Lebanon’s financial crisis has severely impacted the country’s economy, and depositors are growing increasingly concerned about their funds.
Delving deeper into the government’s latest plan, according to LBCI, it is crucial to note two key figures:
- The total deposits in Lebanese banks amount to $93.5 billion.
- The banks hold only $21 billion in return.
This $21 billion is distributed as follows:
- $4 billion held abroad by correspondent banks for import transactions and loan repayments to international institutions.
- $6 billion in loans granted by banks to the private sector, which will be repaid over time.
- Approximately $1 billion in Eurobonds is owed by banks to the state.
- $10 billion in mandatory reserves held by banks at the Central Bank of Lebanon.
Of the total deposits, 88% represent small depositors (less than $100,000), and the remaining 12% belong to large depositors.
The government’s latest plan proposes returning $100,000 to each depositor, ensuring that all funds for small depositors are returned.
However, for larger deposits, the process is more complicated.
For those with more than $1 million in deposits, they will be required to provide evidence to the bank about the source of these funds.
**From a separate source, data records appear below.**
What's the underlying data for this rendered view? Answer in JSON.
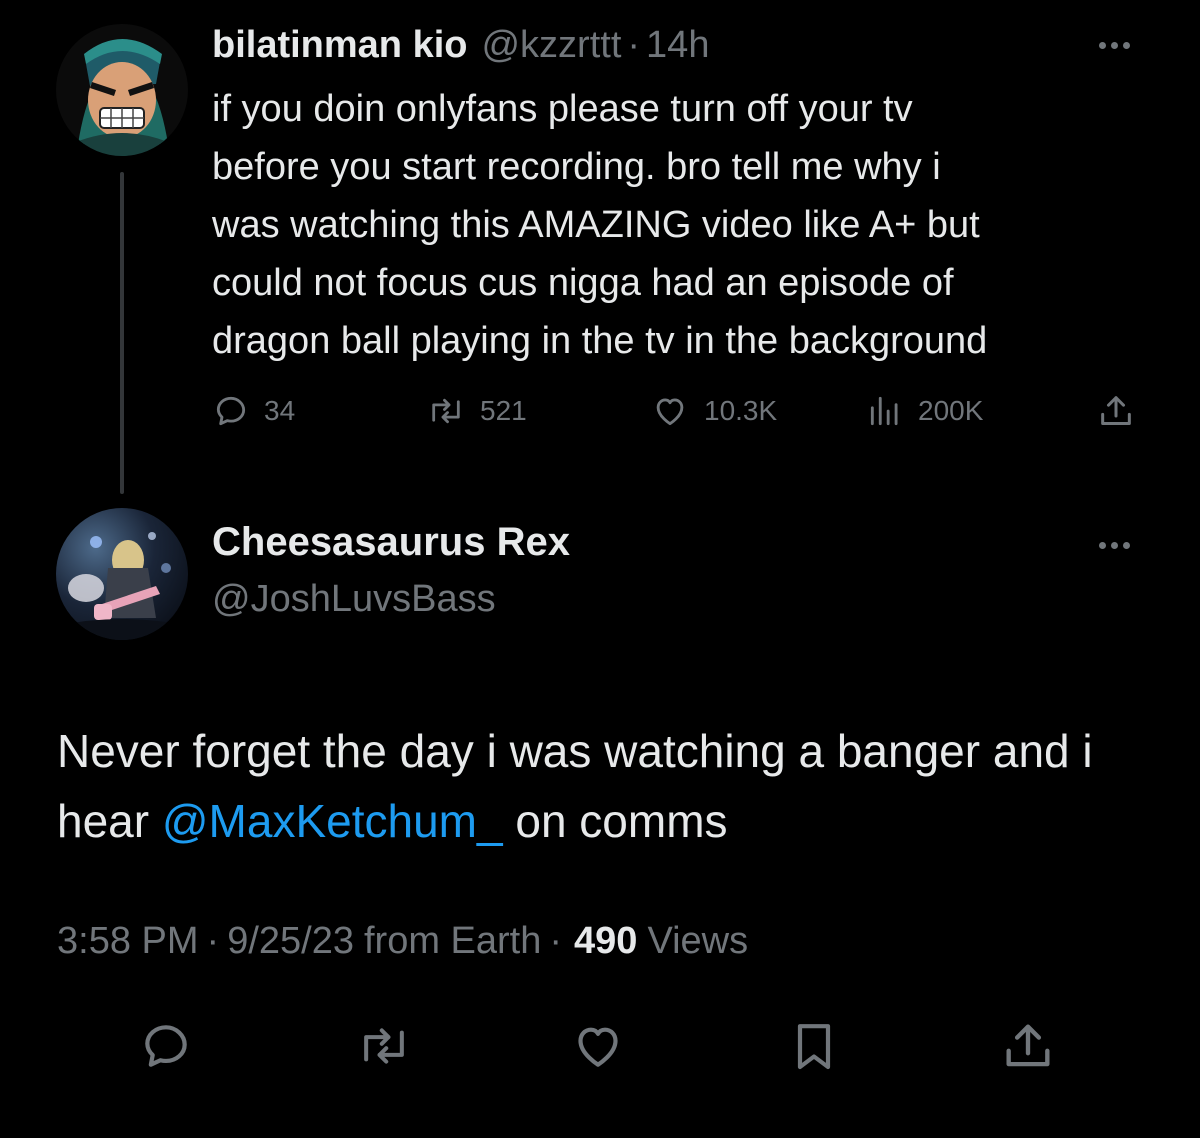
{
  "parent_tweet": {
    "display_name": "bilatinman kio",
    "handle": "@kzzrttt",
    "separator": "·",
    "time": "14h",
    "more_icon": "more-dots-icon",
    "text": "if you doin onlyfans please turn off your tv\nbefore you start recording. bro tell me why i\nwas watching this AMAZING video like A+ but\ncould not focus cus nigga had an episode of\ndragon ball playing in the tv in the background",
    "stats": {
      "replies": "34",
      "reposts": "521",
      "likes": "10.3K",
      "views": "200K"
    },
    "icons": [
      "reply-icon",
      "repost-icon",
      "like-icon",
      "views-icon",
      "share-icon"
    ]
  },
  "reply_tweet": {
    "display_name": "Cheesasaurus Rex",
    "handle": "@JoshLuvsBass",
    "text_before_mention": "Never forget the day i was watching a banger and i hear ",
    "mention": "@MaxKetchum_",
    "text_after_mention": " on comms",
    "time": "3:58 PM",
    "separator": "·",
    "date": "9/25/23",
    "source": "from Earth",
    "views_count": "490",
    "views_label": "Views",
    "icons": [
      "reply-icon",
      "repost-icon",
      "like-icon",
      "bookmark-icon",
      "share-icon"
    ]
  },
  "colors": {
    "background": "#000000",
    "primary_text": "#e7e9ea",
    "secondary_text": "#71767b",
    "link": "#1d9bf0",
    "thread_line": "#333639"
  }
}
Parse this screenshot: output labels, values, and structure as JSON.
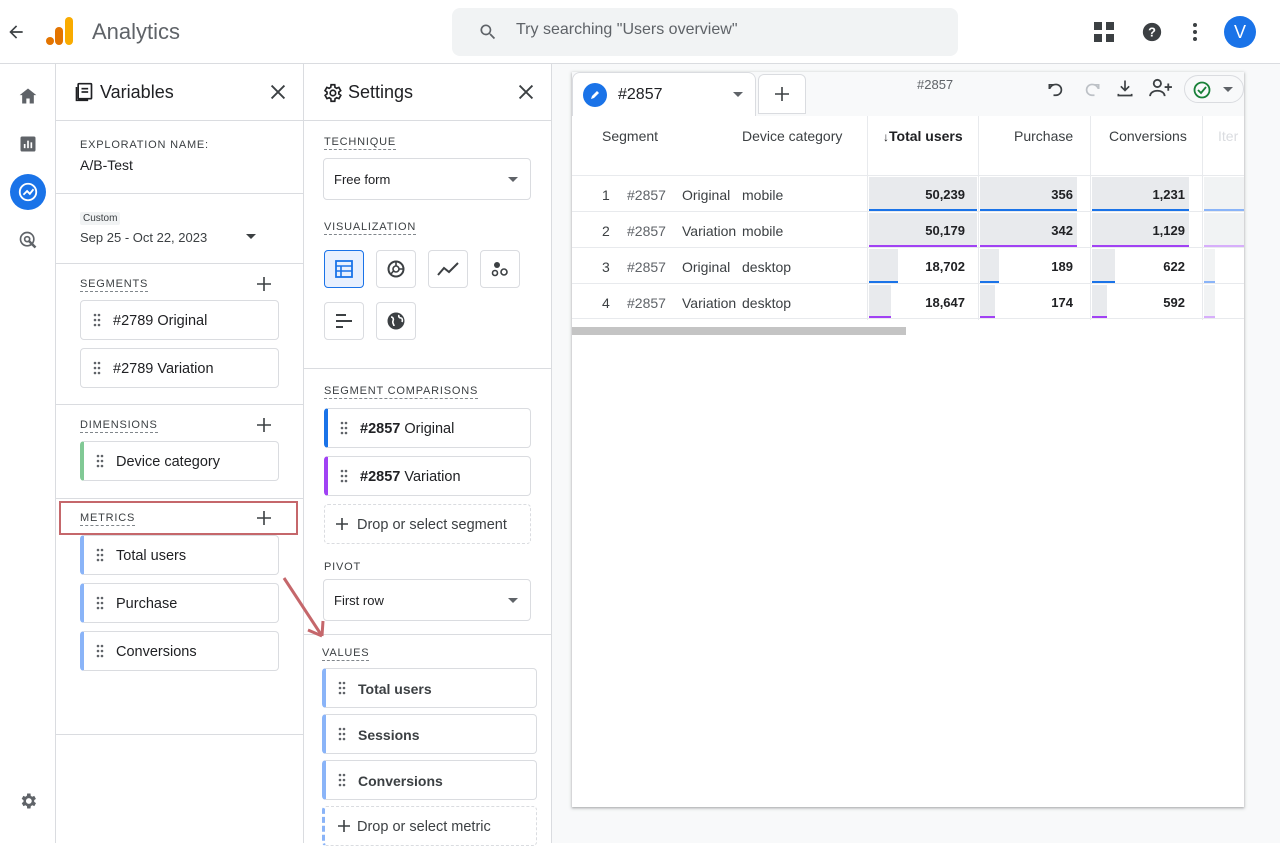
{
  "app": {
    "title": "Analytics",
    "avatar_letter": "V"
  },
  "search": {
    "placeholder": "Try searching \"Users overview\""
  },
  "variables": {
    "title": "Variables",
    "exploration_label": "EXPLORATION NAME:",
    "exploration_name": "A/B-Test",
    "date_badge": "Custom",
    "date_range": "Sep 25 - Oct 22, 2023",
    "segments_label": "SEGMENTS",
    "segments": [
      "#2789 Original",
      "#2789 Variation"
    ],
    "dimensions_label": "DIMENSIONS",
    "dimensions": [
      "Device category"
    ],
    "metrics_label": "METRICS",
    "metrics": [
      "Total users",
      "Purchase",
      "Conversions"
    ]
  },
  "settings": {
    "title": "Settings",
    "technique_label": "TECHNIQUE",
    "technique_value": "Free form",
    "visualization_label": "VISUALIZATION",
    "segment_comparisons_label": "SEGMENT COMPARISONS",
    "segment_comparisons": [
      {
        "id": "#2857",
        "name": "Original",
        "color": "#1a73e8"
      },
      {
        "id": "#2857",
        "name": "Variation",
        "color": "#a142f4"
      }
    ],
    "drop_segment": "Drop or select segment",
    "pivot_label": "PIVOT",
    "pivot_value": "First row",
    "values_label": "VALUES",
    "values": [
      "Total users",
      "Sessions",
      "Conversions"
    ],
    "drop_metric": "Drop or select metric"
  },
  "tab": {
    "name": "#2857",
    "center_title": "#2857"
  },
  "table": {
    "headers": {
      "segment": "Segment",
      "device": "Device category",
      "total_users": "Total users",
      "purchase": "Purchase",
      "conversions": "Conversions",
      "items": "Iter"
    },
    "sort_arrow": "↓",
    "rows": [
      {
        "n": "1",
        "seg_id": "#2857",
        "seg_name": "Original",
        "device": "mobile",
        "total_users": "50,239",
        "purchase": "356",
        "conversions": "1,231"
      },
      {
        "n": "2",
        "seg_id": "#2857",
        "seg_name": "Variation",
        "device": "mobile",
        "total_users": "50,179",
        "purchase": "342",
        "conversions": "1,129"
      },
      {
        "n": "3",
        "seg_id": "#2857",
        "seg_name": "Original",
        "device": "desktop",
        "total_users": "18,702",
        "purchase": "189",
        "conversions": "622"
      },
      {
        "n": "4",
        "seg_id": "#2857",
        "seg_name": "Variation",
        "device": "desktop",
        "total_users": "18,647",
        "purchase": "174",
        "conversions": "592"
      }
    ]
  },
  "colors": {
    "accent": "#1a73e8",
    "variation": "#a142f4",
    "highlight": "#c5676b",
    "check": "#188038"
  }
}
Any interest gains from high-interest rates after 2015 will be deducted from the deposit for those with balances above $100,000.
Additionally, there is a crucial condition: if funds were transferred from LBP to USD after October 2019 at the 1,500 rate, the deposit will be considered “ineligible.”
In this case, the depositor will be refunded in LBP at an exchange rate lower than the market rate.
The government’s plan for larger deposits involves several steps:
- Deducting any interest gains from high-interest rates after 2015 from the deposit.
- Converting a portion of the deposit into bank shares, valued at $12 billion.
- Converting another portion from dollars to LBP at a rate lower than the market rate, worth $4 billion.
- Transferring the remaining funds to the Deposit Recovery Fund.
The Deposit Recovery Fund is expected to be financed through various sources, such as:
- The remaining funds in banks after paying deposits under $100,000.
- Recovered stolen and suspicious funds.
- A percentage of banks’ profits.
- Potential contributions from state assets.
However, the precise amount of funds that the recovery fund can secure remains unknown.
Many argue that the state’s participation in the fund should be limited, as funds derived from state assets should serve all citizens and future generations, not just large depositors.
Despite the existence of a plan, Lebanon’s key challenge remains the effective implementation of proposed strategies.
Three and a half years into the crisis, progress remains limited, leaving depositors and the public anxiously awaiting concrete actions to resolve the precarious financial situation.
Until the government can effectively execute its plans, depositors’ funds and Lebanon’s economy will continue to face significant challenges.